Judges had a clear favorite in the National Grammar Day Tweeted Haiku Contest. The winning entry whimsically combines doge words and the because x construction for a nontraditional approach to grammar:
Wow. Very poem
(If you’re not familiar with the doge meme, it’s somewhat inscrutable. But here is a primer: http://knowyourmeme.com/memes/doge.)
Nancy Friedman (@Fritinancy), a name developer in San Francisco, submitted the winning entry. She blogs about language as Fritinancy (http://nancyfriedman.typepad.com) and is a regular contributor to Visual Thesaurus. Here title is “chief wordworker” at her company, Wordworking.
“I was inspired by Gretchen McCulloch’s ‘A Linguist Explains the Grammar of Doge’ and by the American Dialect Society word of the year for 2013, because,” Friedman said in an e-mail. “Put them together and what do you get? Five syllables, seven syllables, five.”
This is not Friedman’s first brush with haiku fame. She won third place in last year’s National Grammar Day Tweeted Haiku Contest, and she won a haiku contest in 11th grade.
“I won a copy of ‘A Treasury of Modern Verse,’ whose tattered remnant still has a place of honor on my bookshelf,” she said. “In college I wrote sonnets – in English and in Spanish. Yes, I was insufferable.
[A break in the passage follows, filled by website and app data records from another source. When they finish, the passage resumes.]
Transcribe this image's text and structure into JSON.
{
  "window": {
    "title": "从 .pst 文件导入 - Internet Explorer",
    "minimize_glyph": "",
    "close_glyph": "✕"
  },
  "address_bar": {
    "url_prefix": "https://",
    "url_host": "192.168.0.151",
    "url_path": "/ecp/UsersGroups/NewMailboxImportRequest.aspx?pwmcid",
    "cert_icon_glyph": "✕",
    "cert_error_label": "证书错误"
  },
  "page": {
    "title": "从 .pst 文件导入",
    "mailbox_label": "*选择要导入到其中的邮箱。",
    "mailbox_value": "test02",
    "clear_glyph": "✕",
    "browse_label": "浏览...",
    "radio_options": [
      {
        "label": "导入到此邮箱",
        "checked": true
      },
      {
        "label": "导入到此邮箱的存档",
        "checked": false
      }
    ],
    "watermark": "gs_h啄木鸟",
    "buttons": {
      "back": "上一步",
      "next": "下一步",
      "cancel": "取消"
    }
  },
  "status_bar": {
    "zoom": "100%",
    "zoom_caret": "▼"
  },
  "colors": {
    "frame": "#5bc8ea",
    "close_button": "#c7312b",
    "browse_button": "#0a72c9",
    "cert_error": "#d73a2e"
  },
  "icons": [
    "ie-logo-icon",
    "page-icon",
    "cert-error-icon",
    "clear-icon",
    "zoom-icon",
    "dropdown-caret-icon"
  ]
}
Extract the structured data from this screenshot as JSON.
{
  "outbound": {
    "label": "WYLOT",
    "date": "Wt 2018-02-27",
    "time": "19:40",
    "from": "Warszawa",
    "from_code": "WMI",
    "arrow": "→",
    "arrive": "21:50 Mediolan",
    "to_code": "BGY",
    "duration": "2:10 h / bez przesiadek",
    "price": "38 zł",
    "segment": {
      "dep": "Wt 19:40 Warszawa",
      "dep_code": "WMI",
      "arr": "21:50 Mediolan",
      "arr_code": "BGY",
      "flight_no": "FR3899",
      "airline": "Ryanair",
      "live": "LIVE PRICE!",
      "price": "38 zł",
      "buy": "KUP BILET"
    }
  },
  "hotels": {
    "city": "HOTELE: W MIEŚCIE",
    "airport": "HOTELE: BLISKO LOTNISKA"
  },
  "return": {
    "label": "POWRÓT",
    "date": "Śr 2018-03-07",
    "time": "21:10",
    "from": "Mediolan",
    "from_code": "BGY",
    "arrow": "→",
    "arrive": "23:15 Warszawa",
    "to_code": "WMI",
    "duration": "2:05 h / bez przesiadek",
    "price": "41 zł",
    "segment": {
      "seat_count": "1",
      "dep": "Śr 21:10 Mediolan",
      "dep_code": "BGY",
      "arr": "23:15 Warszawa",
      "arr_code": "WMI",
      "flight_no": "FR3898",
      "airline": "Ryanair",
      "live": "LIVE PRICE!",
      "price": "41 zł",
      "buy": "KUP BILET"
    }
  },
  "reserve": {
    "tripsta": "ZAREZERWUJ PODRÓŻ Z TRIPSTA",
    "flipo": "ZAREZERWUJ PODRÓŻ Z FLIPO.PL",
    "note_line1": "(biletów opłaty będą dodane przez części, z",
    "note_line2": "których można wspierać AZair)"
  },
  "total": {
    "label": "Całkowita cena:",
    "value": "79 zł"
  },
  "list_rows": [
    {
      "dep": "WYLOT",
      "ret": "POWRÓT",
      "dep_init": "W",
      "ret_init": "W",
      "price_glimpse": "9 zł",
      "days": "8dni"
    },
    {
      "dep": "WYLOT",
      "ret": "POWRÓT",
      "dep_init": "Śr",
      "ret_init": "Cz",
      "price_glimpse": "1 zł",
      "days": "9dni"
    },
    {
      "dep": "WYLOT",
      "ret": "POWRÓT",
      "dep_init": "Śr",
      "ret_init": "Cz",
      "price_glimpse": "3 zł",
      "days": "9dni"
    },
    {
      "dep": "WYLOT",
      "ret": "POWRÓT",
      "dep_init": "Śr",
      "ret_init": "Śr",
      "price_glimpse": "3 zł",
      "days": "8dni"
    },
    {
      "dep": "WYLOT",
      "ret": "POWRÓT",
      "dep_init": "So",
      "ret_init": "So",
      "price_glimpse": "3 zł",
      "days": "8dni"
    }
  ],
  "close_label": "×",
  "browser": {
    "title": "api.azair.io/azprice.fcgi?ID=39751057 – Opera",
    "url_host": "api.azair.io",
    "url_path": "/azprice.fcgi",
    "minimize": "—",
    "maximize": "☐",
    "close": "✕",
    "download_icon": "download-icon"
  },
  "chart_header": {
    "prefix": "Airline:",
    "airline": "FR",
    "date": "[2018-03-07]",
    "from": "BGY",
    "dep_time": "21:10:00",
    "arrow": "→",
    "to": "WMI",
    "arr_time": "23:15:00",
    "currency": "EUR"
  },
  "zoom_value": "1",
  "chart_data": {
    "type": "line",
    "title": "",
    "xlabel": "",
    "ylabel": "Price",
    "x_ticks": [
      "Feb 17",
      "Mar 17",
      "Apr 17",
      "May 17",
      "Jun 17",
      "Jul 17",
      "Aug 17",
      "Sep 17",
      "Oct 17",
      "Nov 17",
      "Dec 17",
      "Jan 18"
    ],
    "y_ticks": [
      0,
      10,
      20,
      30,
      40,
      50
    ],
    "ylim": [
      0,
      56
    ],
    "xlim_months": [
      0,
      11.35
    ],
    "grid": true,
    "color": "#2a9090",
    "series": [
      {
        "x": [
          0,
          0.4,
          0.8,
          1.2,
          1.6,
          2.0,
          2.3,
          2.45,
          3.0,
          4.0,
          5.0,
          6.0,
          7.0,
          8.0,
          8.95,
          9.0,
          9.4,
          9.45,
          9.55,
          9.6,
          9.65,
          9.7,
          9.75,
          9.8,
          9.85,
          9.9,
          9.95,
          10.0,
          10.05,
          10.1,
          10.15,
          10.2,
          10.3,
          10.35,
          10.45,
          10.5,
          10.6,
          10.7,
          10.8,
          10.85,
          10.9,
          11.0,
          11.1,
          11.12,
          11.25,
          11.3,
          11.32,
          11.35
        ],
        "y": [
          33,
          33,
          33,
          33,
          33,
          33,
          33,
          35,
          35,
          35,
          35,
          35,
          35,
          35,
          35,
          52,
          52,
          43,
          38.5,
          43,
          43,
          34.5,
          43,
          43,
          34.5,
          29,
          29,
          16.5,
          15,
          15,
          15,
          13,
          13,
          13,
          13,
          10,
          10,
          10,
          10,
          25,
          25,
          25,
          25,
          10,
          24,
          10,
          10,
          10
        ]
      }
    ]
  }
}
“These days I occasionally write rhyming toasts and silly song lyrics. I may try writing a piem for Pi Day (March 14). ”
Friedman wasn’t alone in doge-thinking. Rachel Kamins (@MsKFlax) went for the full effect with the requisite Shiba Inu photo when she submitted this entry:
doge haiku. amaze.
much brief. such japanese.
very poem. wow.
Judges preferred a different treatment by Kamins for second place in the contest:
singular pronoun: I hope
someday we’ll find them.
“I look forward to the day when ‘they’ is fully accepted as a gender-neutral singular pronoun,” Kamins said in an e-mail. Kamins is a copy editor for the Federal Reserve Board in Washington D.C. and also does some freelance copy editing.
Julie Linden had a more traditional haiku to capture third place:
Birdseed scattered on
melting snow. Ellipsis points
between winter and spring.
Fourth-place went to Tom Freeman for a warning about self-editing:
Is like cutting your own hair
You will miss a bit
And for fifth place, Lisa Cherett (@LCherrett) had:
three little dots unfettered
and floating away…
Here are the rest of the top 10, including another entry from Friedman:
Yes, “ain’t” is a word.
Look it up in Webster’s Third.
Your peeve is absurd.
is bad text grammar
to blame for my lonely nights?
never gonna no.
Hints at a hidden truth: the
Glamour of grammar.
Your words are sunlight
proper grammar acts like a
freshly washed window
The proofer’s lament:
Readers can’t see your catches—
only what you missed.
All winners receive the adoration of their peers and the respect of all who celebrate National Grammar Day. The first-place winner also receives a year’s membership in the American Copy Editors Society, books contributed by National Grammar Day host Mignon Fogarty and National Grammar Day founder Martha Brockenbrough, and a choice of mug, T-shirt or tote bag from Mark Allen’s @EditorMark shop on Cafe Press.
The esteemed judges for the National Grammar Day Tweeted Haiku Contest were:
• Martha Brockenbrough (@mbrockenbrough), founder of National Grammar Day and the Society for the Promotion of Good Grammar, and author of “Things That Make Us (Sic)” and the young adult novel “Devine Intervention.”
• Adrienne Montgomerie (@scieditor), certified copy editor, editing instructor, instructional designer, “Canadian, Eh?” columnist at Copyediting and voice of the Right Angels & Polo Bears podcast on editing.
• Henry Fuhrmann (@hfuhrmann), assistant managing editor at the Los Angeles Times, where he oversees the copy desks and serves as standards editor.
• Gerri Berendzen (@gerrrib), copy editor, Editorial Production Coordinator at the Quincy Herald-Whig, American Copy Editors Society board member and moderator of the #ACESchat on Twitter.
Check out the official National Grammar Day website for more March 4 activities.
The complete list of entrants is here.
For your reading pleasure, here are a few more haiku that caught the eye of the judges and organizers.
I love good syntax,
clean prose, and can’t stand faulty
i write not for you
passers-by, but for the gaze
of a thousand years
I bite my tongue.
I count to ten. I don’t (out loud)
correct your grammar.
Between you and I,
sometimes it’s just too easy
to taunt the peevers.
If you have free reign
Trade your kingdom for a horse
Rein homophones in
Fertile zeugma makes
Meanings grow in two branches
And the reader’s mind